Cato has received other much needed assistance from the coalition, such as help around his house. That goes a long way, he said, toward building lasting relationships. The creation of relationships was what made Mayor Tom Henry approve the Ten Point plan in 2018.
Henry told members of the coalition and its supporters Thursday about a life lesson he learned from his father as a child when they were discussing his grades in school. Henry said his father said the grades were important, but what was equally important was how he was at building relationships with those around him.
When Headley approached him about the idea, Henry said he was unsure about the plan until he was told about the emphasis it would have on creating working relationships between coalition members and neighborhood residents.
“That’s what sold me on this initiative,” Henry said, “because at the end of the day, that’s really what it’s all about – relationships.”
Henry said he thinks the coalition’s work in Little Oxford has had a positive effect on nearby areas.
City Councilwoman Sharon Tucker, D-6th, said the relationships can go a long way, and what they do with those relationships goes even farther, making Fort Wayne more well-rounded as a whole.
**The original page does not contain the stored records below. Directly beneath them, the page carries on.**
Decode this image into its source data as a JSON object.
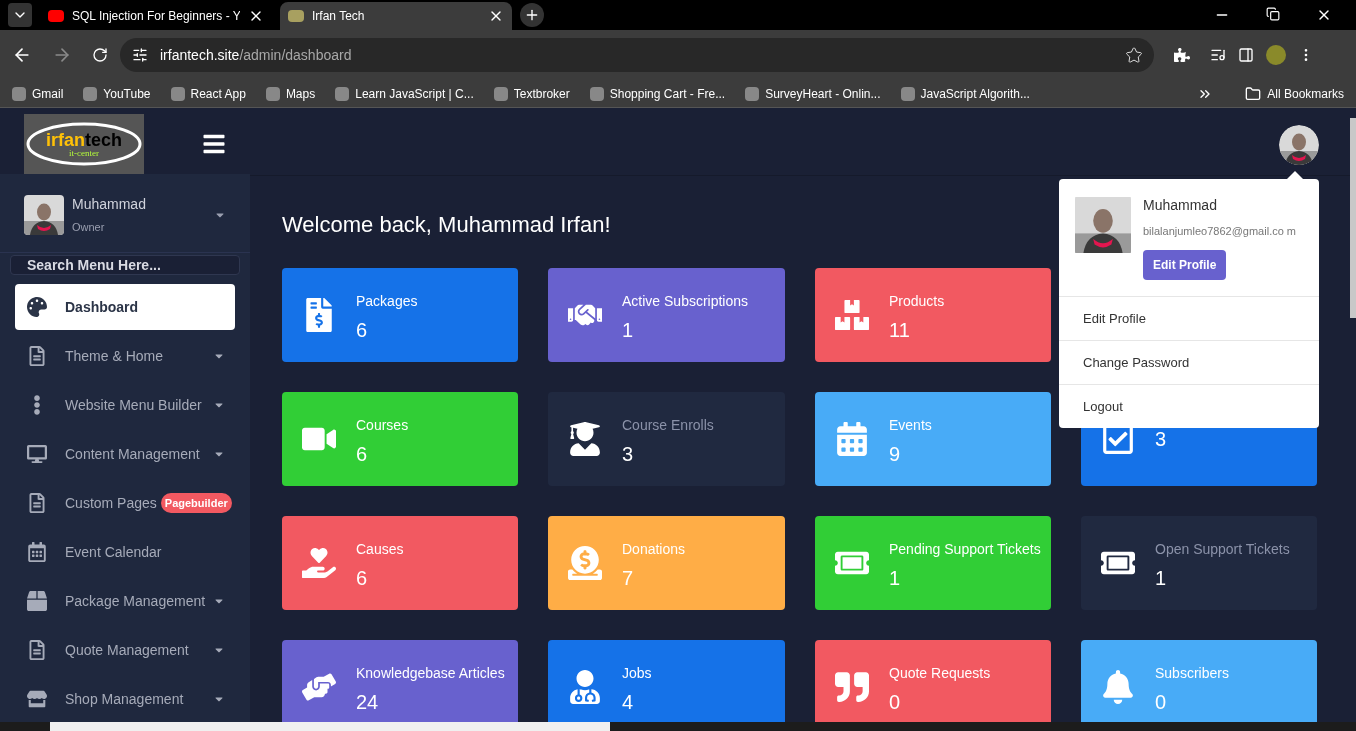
{
  "browser": {
    "tabs": [
      {
        "title": "SQL Injection For Beginners - Y",
        "selected": false
      },
      {
        "title": "Irfan Tech",
        "selected": true
      }
    ],
    "url_host": "irfantech.site",
    "url_path": "/admin/dashboard",
    "bookmarks": [
      {
        "label": "Gmail"
      },
      {
        "label": "YouTube"
      },
      {
        "label": "React App"
      },
      {
        "label": "Maps"
      },
      {
        "label": "Learn JavaScript | C..."
      },
      {
        "label": "Textbroker"
      },
      {
        "label": "Shopping Cart - Fre..."
      },
      {
        "label": "SurveyHeart - Onlin..."
      },
      {
        "label": "JavaScript Algorith..."
      }
    ],
    "all_bookmarks": "All Bookmarks"
  },
  "logo": {
    "title_accent": "irfan",
    "title_rest": "tech",
    "subtitle": "it-center"
  },
  "sidebar": {
    "user": {
      "name": "Muhammad",
      "role": "Owner"
    },
    "search": {
      "placeholder": "Search Menu Here..."
    },
    "items": [
      {
        "label": "Dashboard",
        "selected": true,
        "submenu": false
      },
      {
        "label": "Theme & Home",
        "selected": false,
        "submenu": true
      },
      {
        "label": "Website Menu Builder",
        "selected": false,
        "submenu": true
      },
      {
        "label": "Content Management",
        "selected": false,
        "submenu": true
      },
      {
        "label": "Custom Pages",
        "selected": false,
        "submenu": false,
        "badge": "Pagebuilder"
      },
      {
        "label": "Event Calendar",
        "selected": false,
        "submenu": false
      },
      {
        "label": "Package Management",
        "selected": false,
        "submenu": true
      },
      {
        "label": "Quote Management",
        "selected": false,
        "submenu": true
      },
      {
        "label": "Shop Management",
        "selected": false,
        "submenu": true
      }
    ]
  },
  "welcome": "Welcome back, Muhammad Irfan!",
  "card_rows": [
    {
      "cards": [
        {
          "label": "Packages",
          "value": "6",
          "color": "#1572e8"
        },
        {
          "label": "Active Subscriptions",
          "value": "1",
          "color": "#6861ce"
        },
        {
          "label": "Products",
          "value": "11",
          "color": "#f25961"
        }
      ]
    },
    {
      "cards": [
        {
          "label": "Courses",
          "value": "6",
          "color": "#31ce36"
        },
        {
          "label": "Course Enrolls",
          "value": "3",
          "color": "#202940"
        },
        {
          "label": "Events",
          "value": "9",
          "color": "#48abf7"
        },
        {
          "value": "3",
          "color": "#1572e8"
        }
      ]
    },
    {
      "cards": [
        {
          "label": "Causes",
          "value": "6",
          "color": "#f25961"
        },
        {
          "label": "Donations",
          "value": "7",
          "color": "#ffad46"
        },
        {
          "label": "Pending Support Tickets",
          "value": "1",
          "color": "#31ce36"
        },
        {
          "label": "Open Support Tickets",
          "value": "1",
          "color": "#202940"
        }
      ]
    },
    {
      "cards": [
        {
          "label": "Knowledgebase Articles",
          "value": "24",
          "color": "#6861ce"
        },
        {
          "label": "Jobs",
          "value": "4",
          "color": "#1572e8"
        },
        {
          "label": "Quote Requests",
          "value": "0",
          "color": "#f25961"
        },
        {
          "label": "Subscribers",
          "value": "0",
          "color": "#48abf7"
        }
      ]
    }
  ],
  "profile_menu": {
    "name": "Muhammad",
    "email": "bilalanjumleo7862@gmail.co m",
    "button": "Edit Profile",
    "items": [
      {
        "label": "Edit Profile"
      },
      {
        "label": "Change Password"
      },
      {
        "label": "Logout"
      }
    ]
  }
}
“Whether it is helping pay tuition for individuals to be able to go get their GED, whether they are cleaning leaves out or repairing a roof or when we’ve had individuals within the community that had financial barriers, but needed to have their houses updated, Ten Point Coalition has been there,” Tucker said.
A sponsor of the program, Chuck Surack, president and CEO of Surack Enterprises, said he was excited to help the coalition after growing up in the neighborhood. Surack believes exciting change is occurring on Fort Wayne’s southeast side, more than any other area of the city.
“I think in a few years, we’re going to be really, really be proud of what we’ve done out here,” Surack said.
He gave the coalition a $100,000 check Thursday, which he said was the start of a three-year commitment from the Surack Foundation.
Surack said he cannot wait to see how the initiative continues to grow, whether that’s in Little Oxford or out to another neighborhood.
About Surack Family FoundationChuck and his wife Lisa have a passion for partnering with organizations to help develop confident and resilient young people, advocating for those with mental illness, investing in the community they call home, and supporting local music and arts programs. It was this passion that led them to start the Surack Family Foundation so they could make a greater impact in Northeast Indiana.